5) Do you have any advice for those seeking healthy tresses?
a. Don't listen to everybody...including me. If someone can add heat to their hair every 2 weeks or wear braids for 6 months straight and retain all their length don't assume your hair can. Always keep in mind that experimentation involves taking risks so take proper precautions and research!
b. Protective Styling is not the only avenue. I know I know. Don't stone me. I love protective styling with braids, buns, twists, etc. But wearing your hair out or having your hair touch your shirt will not kill you every once in a while. Enjoy your hair, keep it moisturized, wash it when you feel it should be washed, and find styles that suit you. It is as simple as you make it.

You can find MissAlinaRose at:

Tuesday, March 1, 2011

What a Life

What A Life! from Clive Parkinson on Vimeo.
On 15 February 1949, the Conservative MP for Twickenham, Edward Keeling asked the President of the Board of Trade in the House of Commons.

"Has the Lord President seen this film? Does he know that it shows two men so depressed by the conditions of life the in England today that they try to drown themselves, but make a mess of it? Does he really think that this is the sort of film on which £9,000 of taxpayers' money should be spent?"

This Richard Massingham film is a bizarre contribution from the Crown Film Unit, and addresses the challenges Britain faced in the austere post-war era. Wartime enthusiasm and self-confidence had become seriously eroded by the crisis-laden year of 1947. Domestically, the continuation of rationing, including for the first time bread (between 1946-48) and the fuel and economic crises, together with Indian independence, 1947 was largely a year that dented the immediate post war assurances.

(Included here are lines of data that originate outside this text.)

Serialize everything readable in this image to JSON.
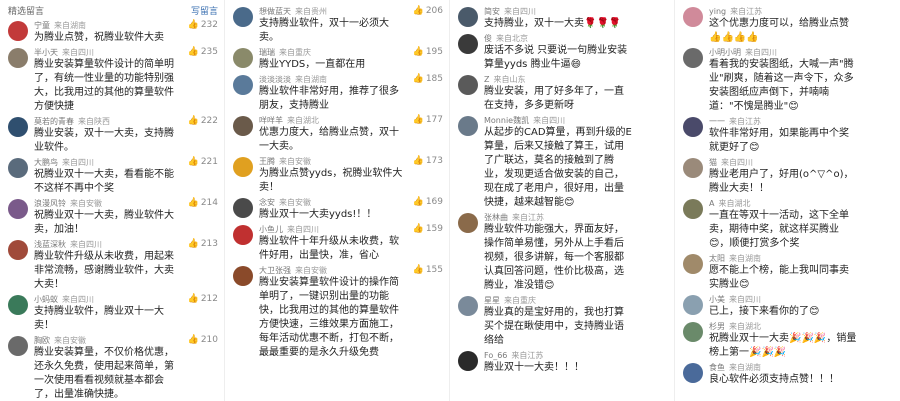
{
  "header": {
    "left": "精选留言",
    "right": "写留言"
  },
  "columns": [
    {
      "comments": [
        {
          "name": "宁童",
          "loc": "来自湖南",
          "text": "为腾业点赞，祝腾业软件大卖",
          "likes": "232",
          "color": "#c23a3a"
        },
        {
          "name": "半小天",
          "loc": "来自四川",
          "text": "腾业安装算量软件设计的简单明了，有统一性业量的功能特别强大，比我用过的其他的算量软件方便快捷",
          "likes": "235",
          "color": "#8a7d6b"
        },
        {
          "name": "莫若的青春",
          "loc": "来自陕西",
          "text": "腾业安装，双十一大卖，支持腾业软件。",
          "likes": "222",
          "color": "#2f4f6f"
        },
        {
          "name": "大鹏鸟",
          "loc": "来自四川",
          "text": "祝腾业双十一大卖，看看能不能不这样不再中个奖",
          "likes": "221",
          "color": "#5a6b7c"
        },
        {
          "name": "浪漫风铃",
          "loc": "来自安徽",
          "text": "祝腾业双十一大卖，腾业软件大卖，加油！",
          "likes": "214",
          "color": "#7a5a8a"
        },
        {
          "name": "浅蓝深秋",
          "loc": "来自四川",
          "text": "腾业软件升级从未收费，用起来非常流畅，感谢腾业软件，大卖大卖！",
          "likes": "213",
          "color": "#a04a3a"
        },
        {
          "name": "小蚂蚁",
          "loc": "来自四川",
          "text": "支持腾业软件，腾业双十一大卖！",
          "likes": "212",
          "color": "#3a7a5a"
        },
        {
          "name": "胸欧",
          "loc": "来自安徽",
          "text": "腾业安装算量，不仅价格优惠，还永久免费，使用起来简单，第一次使用看看视频就基本都会了，出量准确快捷。",
          "likes": "210",
          "color": "#6a6a6a"
        }
      ]
    },
    {
      "comments": [
        {
          "name": "想做蓝天",
          "loc": "来自贵州",
          "text": "支持腾业软件，双十一必须大卖。",
          "likes": "206",
          "color": "#4a6a8a"
        },
        {
          "name": "瑞瑞",
          "loc": "来自重庆",
          "text": "腾业YYDS，一直都在用",
          "likes": "195",
          "color": "#8a8a6a"
        },
        {
          "name": "淡淡淡淡",
          "loc": "来自湖南",
          "text": "腾业软件非常好用，推荐了很多朋友，支持腾业",
          "likes": "185",
          "color": "#5a7a9a"
        },
        {
          "name": "咩咩羊",
          "loc": "来自湖北",
          "text": "优惠力度大，给腾业点赞，双十一大卖。",
          "likes": "177",
          "color": "#6a5a4a"
        },
        {
          "name": "王腾",
          "loc": "来自安徽",
          "text": "为腾业点赞yyds，祝腾业软件大卖！",
          "likes": "173",
          "color": "#e0a020"
        },
        {
          "name": "念安",
          "loc": "来自安徽",
          "text": "腾业双十一大卖yyds!！！",
          "likes": "169",
          "color": "#4a4a4a"
        },
        {
          "name": "小鱼儿",
          "loc": "来自四川",
          "text": "腾业软件十年升级从未收费，软件好用，出量快，准，省心",
          "likes": "159",
          "color": "#c03030"
        },
        {
          "name": "大卫张强",
          "loc": "来自安徽",
          "text": "腾业安装算量软件设计的操作简单明了，一键识别出量的功能快，比我用过的其他的算量软件方便快速，三维效果方面施工，每年活动优惠不断，打包不断，最最重要的是永久升级免费",
          "likes": "155",
          "color": "#8a4a2a"
        }
      ]
    },
    {
      "comments": [
        {
          "name": "简安",
          "loc": "来自四川",
          "text": "支持腾业，双十一大卖🌹🌹🌹",
          "likes": "",
          "color": "#4a5a6a"
        },
        {
          "name": "俊",
          "loc": "来自北京",
          "text": "废话不多说 只要说一句腾业安装算量yyds 腾业牛逼😄",
          "likes": "",
          "color": "#3a3a3a"
        },
        {
          "name": "Z",
          "loc": "来自山东",
          "text": "腾业安装，用了好多年了，一直在支持，多多更新呀",
          "likes": "",
          "color": "#5a5a5a"
        },
        {
          "name": "Monnie魏凯",
          "loc": "来自四川",
          "text": "从起步的CAD算量，再到升级的E算量，后来又接触了算王，试用了广联达，莫名的接触到了腾业，发现更适合做安装的自己，现在成了老用户，很好用，出量快捷，越来越智能😊",
          "likes": "",
          "color": "#6a7a8a"
        },
        {
          "name": "张林曲",
          "loc": "来自江苏",
          "text": "腾业软件功能强大，界面友好，操作简单易懂，另外从上手看后视频，很多讲解，每一个客服都认真回答问题，性价比极高，选腾业，准没错😊",
          "likes": "",
          "color": "#8a6a4a"
        },
        {
          "name": "星星",
          "loc": "来自重庆",
          "text": "腾业真的是宝好用的，我也打算买个提在瞅使用中，支持腾业语络给",
          "likes": "",
          "color": "#7a8a9a"
        },
        {
          "name": "Fo_66",
          "loc": "来自江苏",
          "text": "腾业双十一大卖！！！",
          "likes": "",
          "color": "#2a2a2a"
        }
      ]
    },
    {
      "comments": [
        {
          "name": "ying",
          "loc": "来自江苏",
          "text": "这个优惠力度可以，给腾业点赞👍👍👍👍",
          "likes": "",
          "color": "#d08a9a"
        },
        {
          "name": "小明小明",
          "loc": "来自四川",
          "text": "看着我的安装图纸，大喊一声\"腾业\"刷爽，随着这一声令下，众多安装图纸应声倒下，并喃喃道：\"不愧是腾业\"😊",
          "likes": "",
          "color": "#6a6a6a"
        },
        {
          "name": "一一",
          "loc": "来自江苏",
          "text": "软件非常好用，如果能再中个奖就更好了😊",
          "likes": "",
          "color": "#4a4a6a"
        },
        {
          "name": "猫",
          "loc": "来自四川",
          "text": "腾业老用户了，好用(o^▽^o)，腾业大卖！！",
          "likes": "",
          "color": "#9a8a7a"
        },
        {
          "name": "A",
          "loc": "来自湖北",
          "text": "一直在等双十一活动，这下全单卖，期待中奖，就这样买腾业😊，顺便打赏多个奖",
          "likes": "",
          "color": "#7a7a5a"
        },
        {
          "name": "太阳",
          "loc": "来自湖南",
          "text": "愿不能上个榜，能上我叫同事卖实腾业😊",
          "likes": "",
          "color": "#a08a6a"
        },
        {
          "name": "小美",
          "loc": "来自四川",
          "text": "已上，接下来看你的了😊",
          "likes": "",
          "color": "#8aa0b0"
        },
        {
          "name": "杉男",
          "loc": "来自湖北",
          "text": "祝腾业双十一大卖🎉🎉🎉，销量榜上第一🎉🎉🎉",
          "likes": "",
          "color": "#6a8a6a"
        },
        {
          "name": "食鱼",
          "loc": "来自湖南",
          "text": "良心软件必须支持点赞！！！",
          "likes": "",
          "color": "#4a6a9a"
        }
      ]
    }
  ]
}
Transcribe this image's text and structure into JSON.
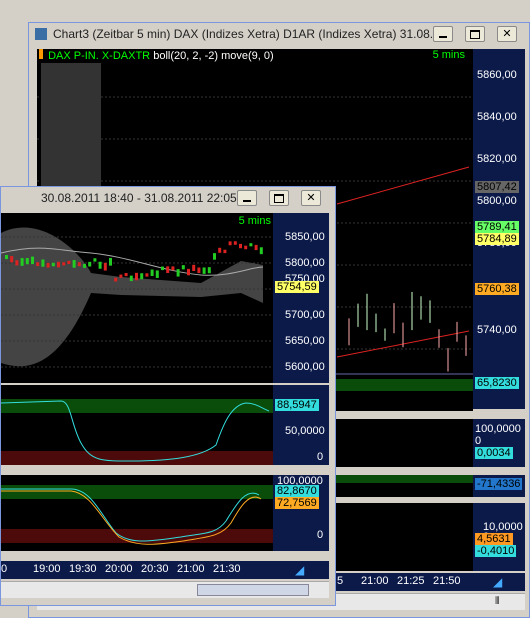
{
  "back_window": {
    "title": "Chart3 (Zeitbar 5 min)  DAX (Indizes Xetra) D1AR (Indizes Xetra) 31.08...",
    "header_left": "DAX P-IN.  X-DAXTR",
    "header_ind": "boll(20, 2, -2)  move(9, 0)",
    "header_right": "5 mins",
    "price_ticks": [
      "5860,00",
      "5840,00",
      "5820,00",
      "5800,00",
      "5780,00",
      "5760,00",
      "5740,00"
    ],
    "price_tags": {
      "gray": "5807,42",
      "green": "5789,41",
      "yellow": "5784,89",
      "orange": "5760,38"
    },
    "ind1_value": "65,8230",
    "ind2_ticks": [
      "100,0000",
      "0"
    ],
    "ind2_value": "0,0034",
    "ind3_value": "-71,4336",
    "ind4_ticks": [
      "10,0000",
      "0"
    ],
    "ind4_values": [
      "4,5631",
      "-0,4010"
    ],
    "time_labels": [
      "5",
      "21:00",
      "21:25",
      "21:50"
    ]
  },
  "front_window": {
    "title": "30.08.2011 18:40 - 31.08.2011 22:05",
    "header_right": "5 mins",
    "price_ticks": [
      "5850,00",
      "5800,00",
      "5750,00",
      "5700,00",
      "5650,00",
      "5600,00"
    ],
    "last_price": "5754,59",
    "ind1_ticks": [
      "50,0000",
      "0"
    ],
    "ind1_value": "88,5947",
    "ind2_ticks": [
      "100,0000",
      "0"
    ],
    "ind2_values": [
      "82,8670",
      "72,7569"
    ],
    "time_labels": [
      "0",
      "19:00",
      "19:30",
      "20:00",
      "20:30",
      "21:00",
      "21:30"
    ]
  },
  "colors": {
    "chart_bg": "#000000",
    "scale_bg": "#0c1a4a",
    "bull": "#22cc22",
    "bear": "#dd2222",
    "band": "#444444"
  }
}
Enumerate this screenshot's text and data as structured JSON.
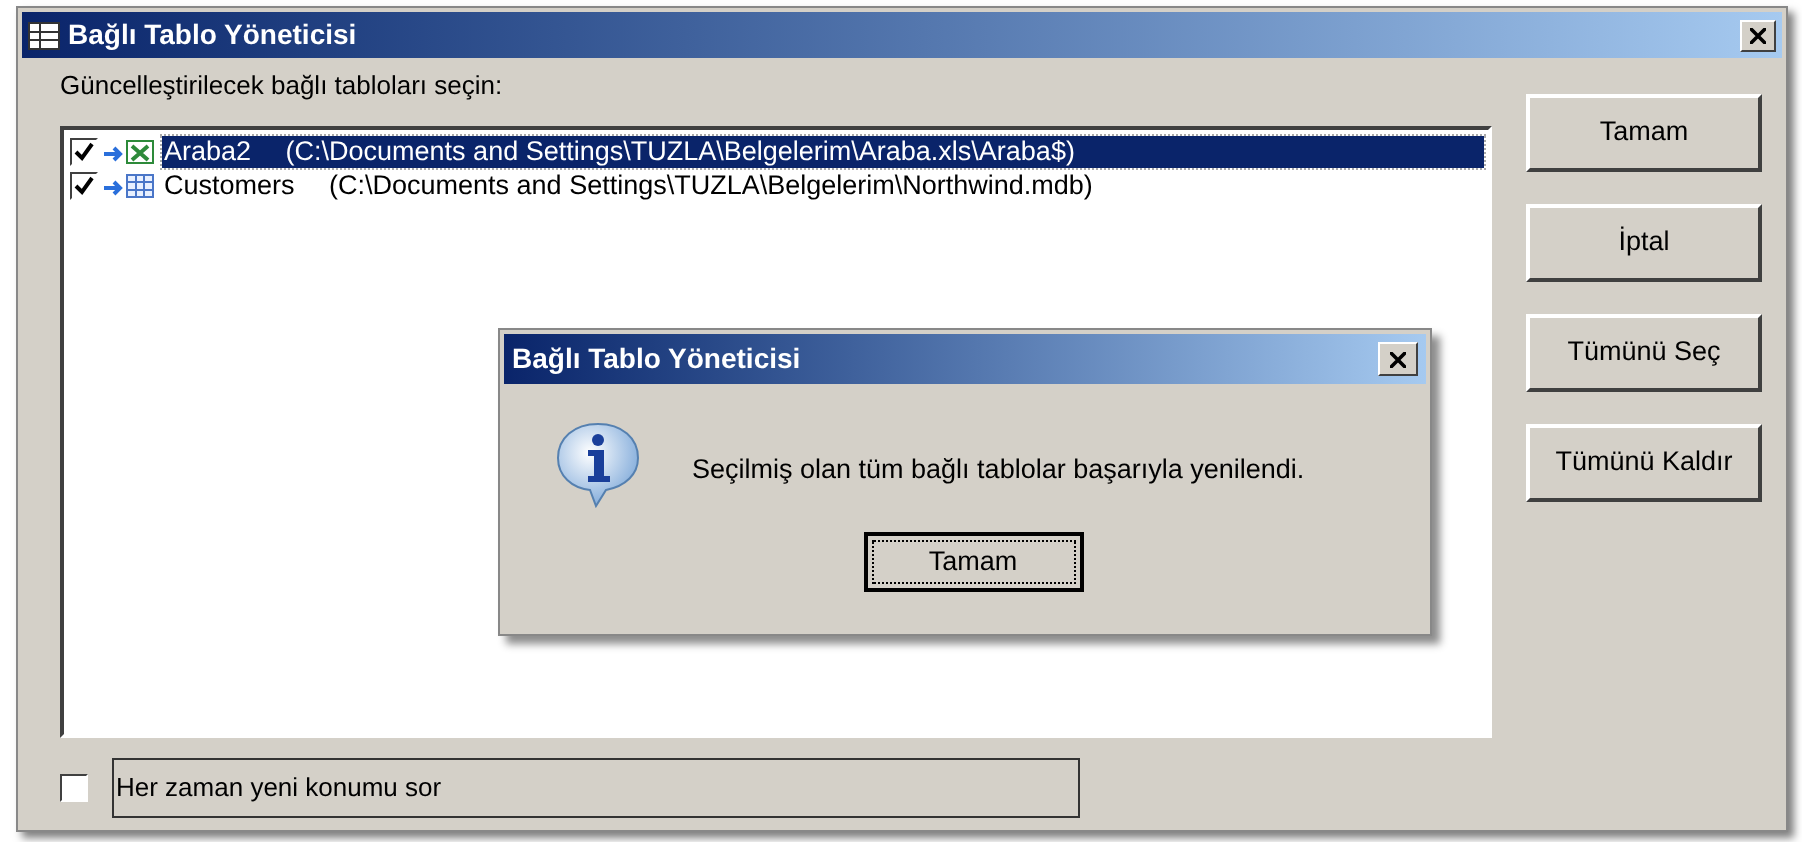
{
  "window": {
    "title": "Bağlı Tablo Yöneticisi"
  },
  "prompt": "Güncelleştirilecek bağlı tabloları seçin:",
  "tables": [
    {
      "kind": "excel",
      "name": "Araba2",
      "path": "(C:\\Documents and Settings\\TUZLA\\Belgelerim\\Araba.xls\\Araba$)",
      "checked": true,
      "selected": true
    },
    {
      "kind": "access",
      "name": "Customers",
      "path": "(C:\\Documents and Settings\\TUZLA\\Belgelerim\\Northwind.mdb)",
      "checked": true,
      "selected": false
    }
  ],
  "buttons": [
    "Tamam",
    "İptal",
    "Tümünü Seç",
    "Tümünü Kaldır"
  ],
  "always_ask": {
    "label": "Her zaman yeni konumu sor",
    "checked": false
  },
  "message_box": {
    "title": "Bağlı Tablo Yöneticisi",
    "message": "Seçilmiş olan tüm bağlı tablolar başarıyla yenilendi.",
    "button": "Tamam"
  }
}
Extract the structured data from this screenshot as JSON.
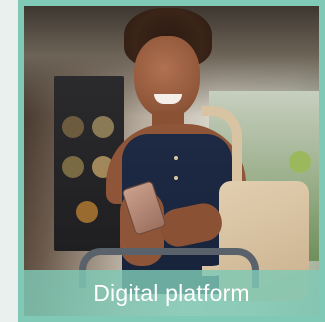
{
  "card": {
    "caption": "Digital platform",
    "border_color": "#7fc9b6",
    "caption_bg": "#7fc9b6",
    "caption_text_color": "#ffffff"
  },
  "image": {
    "subject": "woman-with-smartphone-in-store-photo"
  }
}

Please enjoy this post-war austerity film and its relevance today!